Serpentine layering

This isn’t quite as easy as tip layering, but it is useful for propagating lots of plants in one go. 

5. In about 2-3 months (depending on conditions) roots should have grown and you can sever the connections between the new plants. It would be advisable to move them further away from the parent plant. 


The reason my first attempt at cuttinsg weren’t hugely successful is because I literally cut off stems and stuck them in soil.

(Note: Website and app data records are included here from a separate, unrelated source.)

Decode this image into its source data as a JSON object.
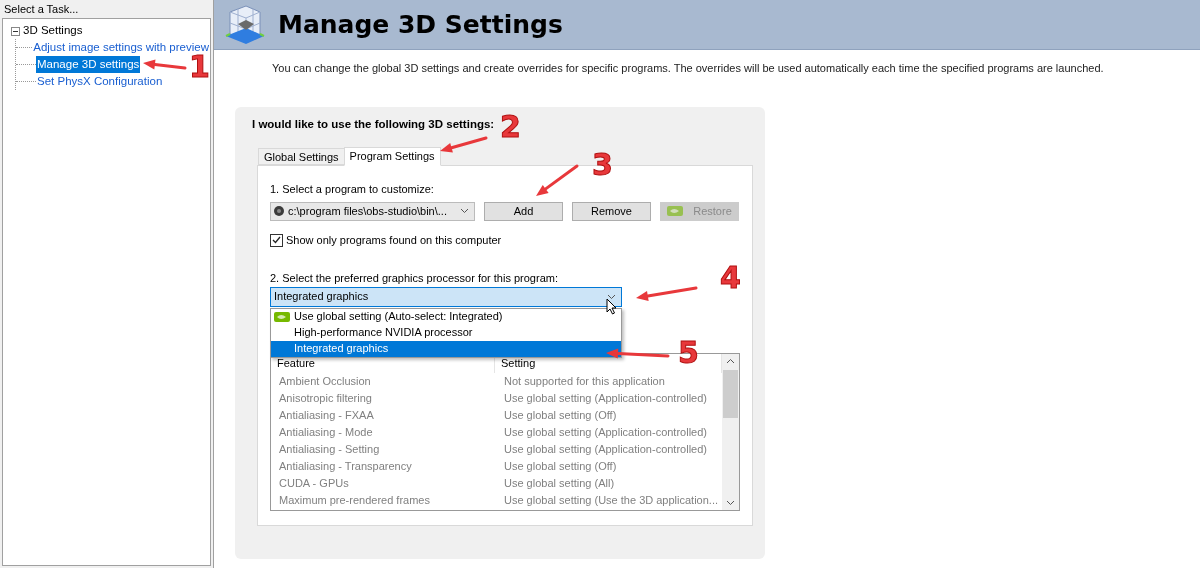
{
  "sidebar": {
    "header": "Select a Task...",
    "tree": [
      {
        "label": "3D Settings",
        "expanded": true,
        "children": [
          {
            "label": "Adjust image settings with preview",
            "selected": false
          },
          {
            "label": "Manage 3D settings",
            "selected": true
          },
          {
            "label": "Set PhysX Configuration",
            "selected": false
          }
        ]
      }
    ]
  },
  "page": {
    "title": "Manage 3D Settings",
    "description": "You can change the global 3D settings and create overrides for specific programs. The overrides will be used automatically each time the specified programs are launched."
  },
  "settings_group": {
    "title": "I would like to use the following 3D settings:",
    "tabs": [
      {
        "label": "Global Settings",
        "selected": false
      },
      {
        "label": "Program Settings",
        "selected": true
      }
    ],
    "program_label": "1. Select a program to customize:",
    "program_select": {
      "value": "c:\\program files\\obs-studio\\bin\\..."
    },
    "buttons": [
      {
        "label": "Add",
        "kind": "plain",
        "disabled": false
      },
      {
        "label": "Remove",
        "kind": "plain",
        "disabled": false
      },
      {
        "label": "Restore",
        "kind": "nvidia",
        "disabled": true
      }
    ],
    "show_only_found": {
      "label": "Show only programs found on this computer",
      "checked": true
    },
    "gpu_label": "2. Select the preferred graphics processor for this program:",
    "gpu_select": {
      "value": "Integrated graphics",
      "expanded": true,
      "options": [
        {
          "label": "Use global setting (Auto-select: Integrated)",
          "kind": "nvidia",
          "selected": false
        },
        {
          "label": "High-performance NVIDIA processor",
          "kind": "plain",
          "selected": false
        },
        {
          "label": "Integrated graphics",
          "kind": "plain",
          "selected": true
        }
      ]
    },
    "table": {
      "disabled": true,
      "columns": [
        "Feature",
        "Setting"
      ],
      "rows": [
        [
          "Ambient Occlusion",
          "Not supported for this application"
        ],
        [
          "Anisotropic filtering",
          "Use global setting (Application-controlled)"
        ],
        [
          "Antialiasing - FXAA",
          "Use global setting (Off)"
        ],
        [
          "Antialiasing - Mode",
          "Use global setting (Application-controlled)"
        ],
        [
          "Antialiasing - Setting",
          "Use global setting (Application-controlled)"
        ],
        [
          "Antialiasing - Transparency",
          "Use global setting (Off)"
        ],
        [
          "CUDA - GPUs",
          "Use global setting (All)"
        ],
        [
          "Maximum pre-rendered frames",
          "Use global setting (Use the 3D application..."
        ]
      ]
    }
  },
  "annotations": [
    {
      "label": "1"
    },
    {
      "label": "2"
    },
    {
      "label": "3"
    },
    {
      "label": "4"
    },
    {
      "label": "5"
    }
  ]
}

  1. Choose a healthy primocane. Summer is best but cuttings taken the rest of the time may just be less successful. Cut the top few inches using a clean knife or secateurs. I haven’t a magic number of inches but somewhere between 4-8 would probably do it. Cut it about 2cm below a leaf bud. This will be where the roots will grow from.
  2. You can also take a cane and cut it into sections. Each section could grow you a new plant.
  3. Remove most of the leaves of each cutting. Leave the leaf buds.
  4. Stick into any type of damp compost. There are arguments for using soil less growth medium thingys as there will be less chance of it going mouldy – but honestly I don’t have the all the fancy bits and bobs professionals do and I certainly don’t have the space to store all of it. You can dip it into rooting hormone if you like but I’ve found that blackberries do fine without.
  5. Leave in a shady spot for a few months. 
  6. It’s ready to plant out once roots have grown.

Cuttings tend to be less successful than layering as the cutting does not have any nutritional support from the parent plant.


After the canes have fruited and been harvested the floricanes should be cut down at the base of the plant and removed to make space for the primocanes to fruit the following year.

You may spot the very large design flaw to this blackberry hedge. All the growth was woven into the frame when they were the primocanes last year. They’re now fruiting and will need pruning in the autumn. When I do that the whole wire support will be bare. In addition, because I’ve woven the canes through this wire support to make this blackberry hedge, they’re going to a huge pain in the seating area to remove. The wire support is currently too full to take this year’s primocanes. This year’s primocanes are therefore just kinda blowing in the breeze above the lawn, trying their hardest to make it to the ground.

In fact, the whole thing collapsed in this very windy and rainy summer.

The plants are far too close and there is no way our family needs 5 blackberry bushes.

My new plan is to wait till after all the berries have been harvested and prune all the floricanes. Once that’s done there should be nothing to attach the plants to this fence. I’ll then dig up 2 plants and plant them across the lawn and provide a strong vertical support. Hopefully then I can tie the canes from the opposite plants together to make an arch that goes across the narrowest bit of the lawn. Each new year the new primocanes can be tied together. Then every year the tied together canes should be the same age and can bear fruit together and be pruned together. With the plants that haven’t moved, half of the primocanes will go back into the hedge, then there should always be space to add primocanes where floricanes have been removed. The hedge shouldn’t get too heavy and it shouldn’t fall again.

Well, there are all my mistakes (so far). I’m afraid I didn’t know enough about primocanes or floricanes but, hopefully, dear reader you know all about then now. Of course, learning is all part of the fun and I don’t mind rejigging the garden. The damage to the roots might put me back a year, but then after that, hopefully there’s going to be some good structure that we can enjoy for years to come.

One last odd thing – apparently you can eat the shoots and young leaves as a spring veg. I tried this and I didn’t like it. They didn’t taste amazing and were very astringent. I may have been doing it wrong and may not have eaten them early enough. If I do discover the secret to making them tasty I shall let you know!

I hope you give these a go and if anyone can identify my blackberry then I’d be interested to know. I’m afraid 2007 ignorant me didn’t even consider varieties back then. I can imagine in 2030 I’ll be sitting there thinking how naïve I was back in 2019!

Or… feel free to suggest any varieties in the comments.